[Start of Attachment]

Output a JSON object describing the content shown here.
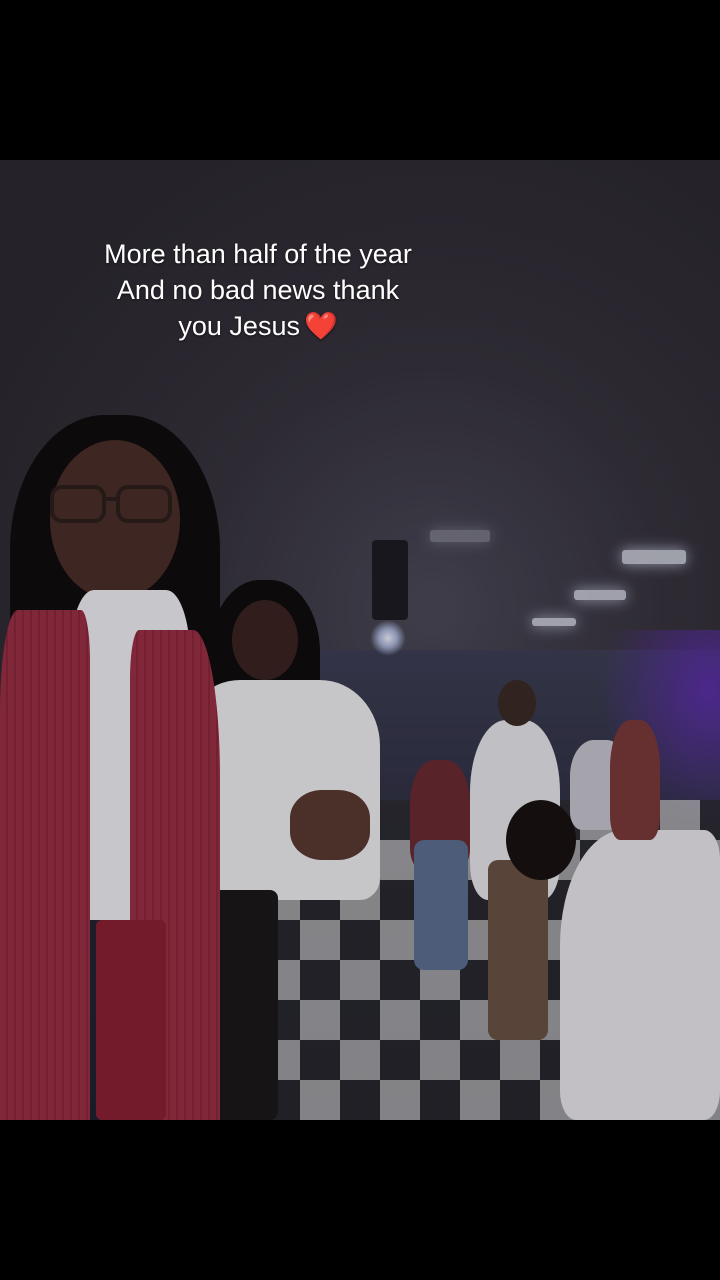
{
  "caption": {
    "line1": "More than half of the year",
    "line2": "And no bad news thank",
    "line3": "you Jesus",
    "emoji": "❤️"
  },
  "colors": {
    "letterbox": "#000000",
    "caption_text": "#ffffff",
    "heart": "#e0242c",
    "cardigan": "#9b2f45"
  }
}
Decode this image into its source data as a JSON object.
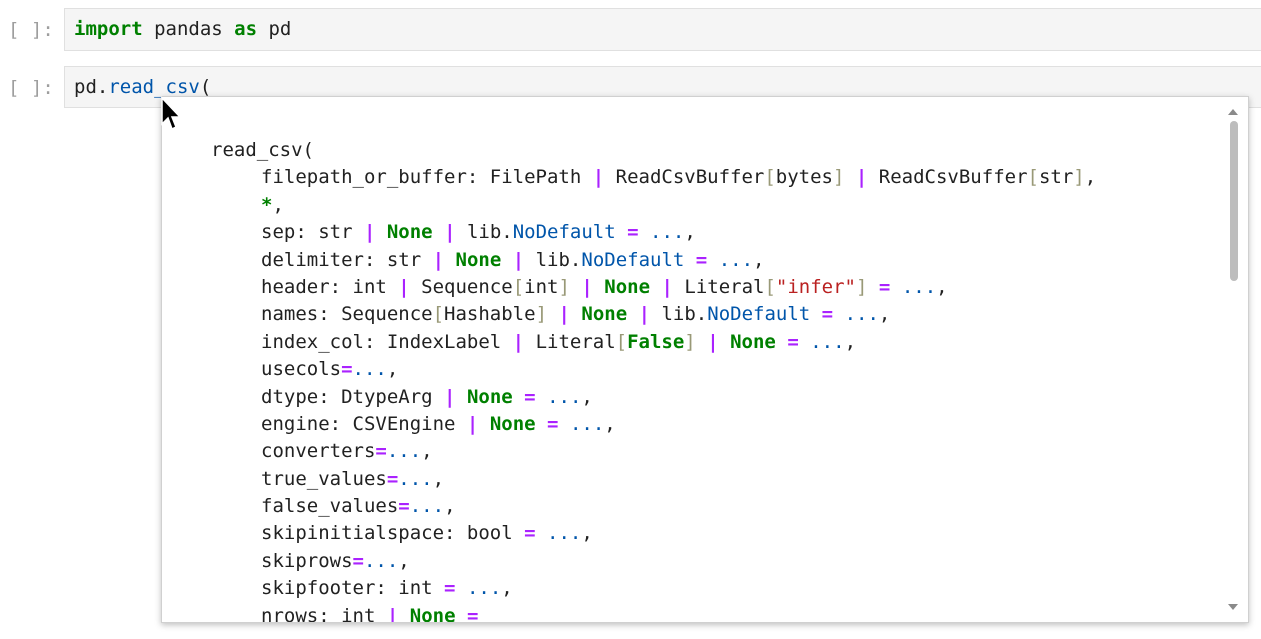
{
  "cells": [
    {
      "prompt": "[ ]:",
      "code": [
        {
          "t": "import",
          "c": "kw"
        },
        {
          "t": " pandas ",
          "c": ""
        },
        {
          "t": "as",
          "c": "kw"
        },
        {
          "t": " pd",
          "c": ""
        }
      ]
    },
    {
      "prompt": "[ ]:",
      "code": [
        {
          "t": "pd.",
          "c": ""
        },
        {
          "t": "read_csv",
          "c": "fn"
        },
        {
          "t": "(",
          "c": ""
        }
      ]
    }
  ],
  "tooltip": {
    "lines": [
      {
        "indent": false,
        "tokens": [
          {
            "t": "read_csv(",
            "c": ""
          }
        ]
      },
      {
        "indent": true,
        "tokens": [
          {
            "t": "filepath_or_buffer: FilePath ",
            "c": ""
          },
          {
            "t": "|",
            "c": "op"
          },
          {
            "t": " ReadCsvBuffer",
            "c": ""
          },
          {
            "t": "[",
            "c": "br"
          },
          {
            "t": "bytes",
            "c": ""
          },
          {
            "t": "]",
            "c": "br"
          },
          {
            "t": " ",
            "c": ""
          },
          {
            "t": "|",
            "c": "op"
          },
          {
            "t": " ReadCsvBuffer",
            "c": ""
          },
          {
            "t": "[",
            "c": "br"
          },
          {
            "t": "str",
            "c": ""
          },
          {
            "t": "]",
            "c": "br"
          },
          {
            "t": ",",
            "c": ""
          }
        ]
      },
      {
        "indent": true,
        "tokens": [
          {
            "t": "*",
            "c": "kw"
          },
          {
            "t": ",",
            "c": ""
          }
        ]
      },
      {
        "indent": true,
        "tokens": [
          {
            "t": "sep: str ",
            "c": ""
          },
          {
            "t": "|",
            "c": "op"
          },
          {
            "t": " ",
            "c": ""
          },
          {
            "t": "None",
            "c": "kw"
          },
          {
            "t": " ",
            "c": ""
          },
          {
            "t": "|",
            "c": "op"
          },
          {
            "t": " lib.",
            "c": ""
          },
          {
            "t": "NoDefault",
            "c": "fn"
          },
          {
            "t": " ",
            "c": ""
          },
          {
            "t": "=",
            "c": "op"
          },
          {
            "t": " ",
            "c": ""
          },
          {
            "t": "...",
            "c": "num"
          },
          {
            "t": ",",
            "c": ""
          }
        ]
      },
      {
        "indent": true,
        "tokens": [
          {
            "t": "delimiter: str ",
            "c": ""
          },
          {
            "t": "|",
            "c": "op"
          },
          {
            "t": " ",
            "c": ""
          },
          {
            "t": "None",
            "c": "kw"
          },
          {
            "t": " ",
            "c": ""
          },
          {
            "t": "|",
            "c": "op"
          },
          {
            "t": " lib.",
            "c": ""
          },
          {
            "t": "NoDefault",
            "c": "fn"
          },
          {
            "t": " ",
            "c": ""
          },
          {
            "t": "=",
            "c": "op"
          },
          {
            "t": " ",
            "c": ""
          },
          {
            "t": "...",
            "c": "num"
          },
          {
            "t": ",",
            "c": ""
          }
        ]
      },
      {
        "indent": true,
        "tokens": [
          {
            "t": "header: int ",
            "c": ""
          },
          {
            "t": "|",
            "c": "op"
          },
          {
            "t": " Sequence",
            "c": ""
          },
          {
            "t": "[",
            "c": "br"
          },
          {
            "t": "int",
            "c": ""
          },
          {
            "t": "]",
            "c": "br"
          },
          {
            "t": " ",
            "c": ""
          },
          {
            "t": "|",
            "c": "op"
          },
          {
            "t": " ",
            "c": ""
          },
          {
            "t": "None",
            "c": "kw"
          },
          {
            "t": " ",
            "c": ""
          },
          {
            "t": "|",
            "c": "op"
          },
          {
            "t": " Literal",
            "c": ""
          },
          {
            "t": "[",
            "c": "br"
          },
          {
            "t": "\"infer\"",
            "c": "str"
          },
          {
            "t": "]",
            "c": "br"
          },
          {
            "t": " ",
            "c": ""
          },
          {
            "t": "=",
            "c": "op"
          },
          {
            "t": " ",
            "c": ""
          },
          {
            "t": "...",
            "c": "num"
          },
          {
            "t": ",",
            "c": ""
          }
        ]
      },
      {
        "indent": true,
        "tokens": [
          {
            "t": "names: Sequence",
            "c": ""
          },
          {
            "t": "[",
            "c": "br"
          },
          {
            "t": "Hashable",
            "c": ""
          },
          {
            "t": "]",
            "c": "br"
          },
          {
            "t": " ",
            "c": ""
          },
          {
            "t": "|",
            "c": "op"
          },
          {
            "t": " ",
            "c": ""
          },
          {
            "t": "None",
            "c": "kw"
          },
          {
            "t": " ",
            "c": ""
          },
          {
            "t": "|",
            "c": "op"
          },
          {
            "t": " lib.",
            "c": ""
          },
          {
            "t": "NoDefault",
            "c": "fn"
          },
          {
            "t": " ",
            "c": ""
          },
          {
            "t": "=",
            "c": "op"
          },
          {
            "t": " ",
            "c": ""
          },
          {
            "t": "...",
            "c": "num"
          },
          {
            "t": ",",
            "c": ""
          }
        ]
      },
      {
        "indent": true,
        "tokens": [
          {
            "t": "index_col: IndexLabel ",
            "c": ""
          },
          {
            "t": "|",
            "c": "op"
          },
          {
            "t": " Literal",
            "c": ""
          },
          {
            "t": "[",
            "c": "br"
          },
          {
            "t": "False",
            "c": "kw"
          },
          {
            "t": "]",
            "c": "br"
          },
          {
            "t": " ",
            "c": ""
          },
          {
            "t": "|",
            "c": "op"
          },
          {
            "t": " ",
            "c": ""
          },
          {
            "t": "None",
            "c": "kw"
          },
          {
            "t": " ",
            "c": ""
          },
          {
            "t": "=",
            "c": "op"
          },
          {
            "t": " ",
            "c": ""
          },
          {
            "t": "...",
            "c": "num"
          },
          {
            "t": ",",
            "c": ""
          }
        ]
      },
      {
        "indent": true,
        "tokens": [
          {
            "t": "usecols",
            "c": ""
          },
          {
            "t": "=",
            "c": "op"
          },
          {
            "t": "...",
            "c": "num"
          },
          {
            "t": ",",
            "c": ""
          }
        ]
      },
      {
        "indent": true,
        "tokens": [
          {
            "t": "dtype: DtypeArg ",
            "c": ""
          },
          {
            "t": "|",
            "c": "op"
          },
          {
            "t": " ",
            "c": ""
          },
          {
            "t": "None",
            "c": "kw"
          },
          {
            "t": " ",
            "c": ""
          },
          {
            "t": "=",
            "c": "op"
          },
          {
            "t": " ",
            "c": ""
          },
          {
            "t": "...",
            "c": "num"
          },
          {
            "t": ",",
            "c": ""
          }
        ]
      },
      {
        "indent": true,
        "tokens": [
          {
            "t": "engine: CSVEngine ",
            "c": ""
          },
          {
            "t": "|",
            "c": "op"
          },
          {
            "t": " ",
            "c": ""
          },
          {
            "t": "None",
            "c": "kw"
          },
          {
            "t": " ",
            "c": ""
          },
          {
            "t": "=",
            "c": "op"
          },
          {
            "t": " ",
            "c": ""
          },
          {
            "t": "...",
            "c": "num"
          },
          {
            "t": ",",
            "c": ""
          }
        ]
      },
      {
        "indent": true,
        "tokens": [
          {
            "t": "converters",
            "c": ""
          },
          {
            "t": "=",
            "c": "op"
          },
          {
            "t": "...",
            "c": "num"
          },
          {
            "t": ",",
            "c": ""
          }
        ]
      },
      {
        "indent": true,
        "tokens": [
          {
            "t": "true_values",
            "c": ""
          },
          {
            "t": "=",
            "c": "op"
          },
          {
            "t": "...",
            "c": "num"
          },
          {
            "t": ",",
            "c": ""
          }
        ]
      },
      {
        "indent": true,
        "tokens": [
          {
            "t": "false_values",
            "c": ""
          },
          {
            "t": "=",
            "c": "op"
          },
          {
            "t": "...",
            "c": "num"
          },
          {
            "t": ",",
            "c": ""
          }
        ]
      },
      {
        "indent": true,
        "tokens": [
          {
            "t": "skipinitialspace: bool ",
            "c": ""
          },
          {
            "t": "=",
            "c": "op"
          },
          {
            "t": " ",
            "c": ""
          },
          {
            "t": "...",
            "c": "num"
          },
          {
            "t": ",",
            "c": ""
          }
        ]
      },
      {
        "indent": true,
        "tokens": [
          {
            "t": "skiprows",
            "c": ""
          },
          {
            "t": "=",
            "c": "op"
          },
          {
            "t": "...",
            "c": "num"
          },
          {
            "t": ",",
            "c": ""
          }
        ]
      },
      {
        "indent": true,
        "tokens": [
          {
            "t": "skipfooter: int ",
            "c": ""
          },
          {
            "t": "=",
            "c": "op"
          },
          {
            "t": " ",
            "c": ""
          },
          {
            "t": "...",
            "c": "num"
          },
          {
            "t": ",",
            "c": ""
          }
        ]
      },
      {
        "indent": true,
        "tokens": [
          {
            "t": "nrows: int ",
            "c": ""
          },
          {
            "t": "|",
            "c": "op"
          },
          {
            "t": " ",
            "c": ""
          },
          {
            "t": "None",
            "c": "kw"
          },
          {
            "t": " ",
            "c": ""
          },
          {
            "t": "=",
            "c": "op"
          }
        ]
      }
    ]
  },
  "icons": {
    "cursor": "mouse-pointer-icon",
    "scroll_up": "scroll-up-arrow-icon",
    "scroll_down": "scroll-down-arrow-icon"
  },
  "colors": {
    "keyword": "#008000",
    "function": "#0055aa",
    "operator": "#aa22ff",
    "string": "#ba2121",
    "bracket": "#999977"
  }
}
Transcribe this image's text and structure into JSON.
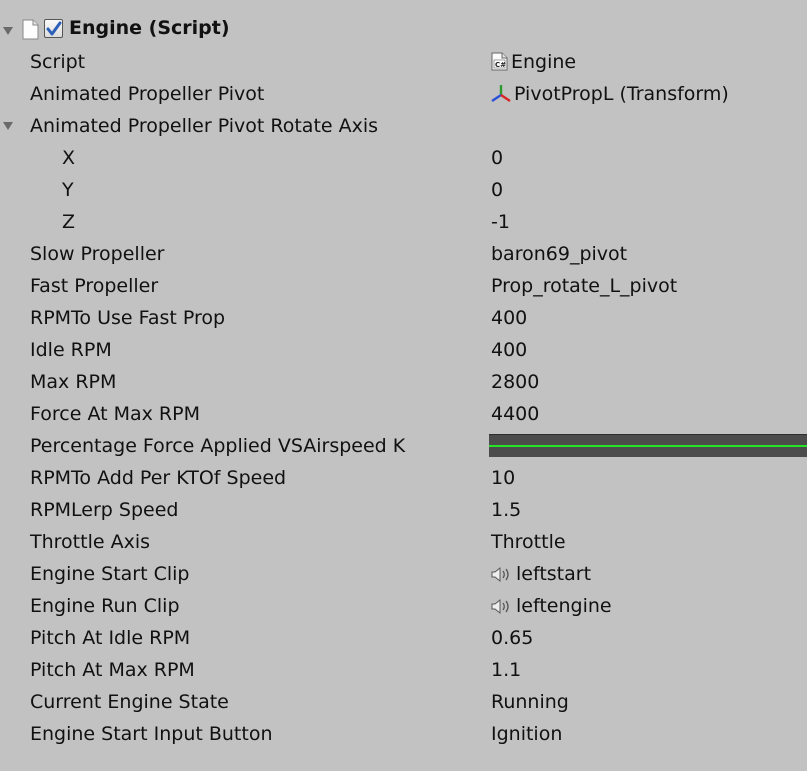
{
  "component": {
    "title": "Engine (Script)",
    "enabled": true,
    "icon": "file-icon",
    "checkbox_icon": "checkmark-icon"
  },
  "fields": {
    "script": {
      "label": "Script",
      "value": "Engine",
      "icon": "csharp-script-icon"
    },
    "pivot": {
      "label": "Animated Propeller Pivot",
      "value": "PivotPropL (Transform)",
      "icon": "transform-icon"
    },
    "rotate_axis": {
      "label": "Animated Propeller Pivot Rotate Axis"
    },
    "axis_x": {
      "label": "X",
      "value": "0"
    },
    "axis_y": {
      "label": "Y",
      "value": "0"
    },
    "axis_z": {
      "label": "Z",
      "value": "-1"
    },
    "slow_prop": {
      "label": "Slow Propeller",
      "value": "baron69_pivot"
    },
    "fast_prop": {
      "label": "Fast Propeller",
      "value": "Prop_rotate_L_pivot"
    },
    "rpm_fast_prop": {
      "label": "RPMTo Use Fast Prop",
      "value": "400"
    },
    "idle_rpm": {
      "label": "Idle RPM",
      "value": "400"
    },
    "max_rpm": {
      "label": "Max RPM",
      "value": "2800"
    },
    "force_max_rpm": {
      "label": "Force At Max RPM",
      "value": "4400"
    },
    "pct_force": {
      "label": "Percentage Force Applied VSAirspeed K",
      "curve_color": "#27e227"
    },
    "rpm_per_kt": {
      "label": "RPMTo Add Per KTOf Speed",
      "value": "10"
    },
    "rpm_lerp": {
      "label": "RPMLerp Speed",
      "value": "1.5"
    },
    "throttle_axis": {
      "label": "Throttle Axis",
      "value": "Throttle"
    },
    "start_clip": {
      "label": "Engine Start Clip",
      "value": "leftstart",
      "icon": "audio-clip-icon"
    },
    "run_clip": {
      "label": "Engine Run Clip",
      "value": "leftengine",
      "icon": "audio-clip-icon"
    },
    "pitch_idle": {
      "label": "Pitch At Idle RPM",
      "value": "0.65"
    },
    "pitch_max": {
      "label": "Pitch At Max RPM",
      "value": "1.1"
    },
    "engine_state": {
      "label": "Current Engine State",
      "value": "Running"
    },
    "start_button": {
      "label": "Engine Start Input Button",
      "value": "Ignition"
    }
  },
  "colors": {
    "panel": "#c2c2c2",
    "curve_bg": "#4c4c4c",
    "curve_line": "#27e227"
  }
}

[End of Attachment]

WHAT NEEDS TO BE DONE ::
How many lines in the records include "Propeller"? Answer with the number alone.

PROBLEM SOLUTION ::
4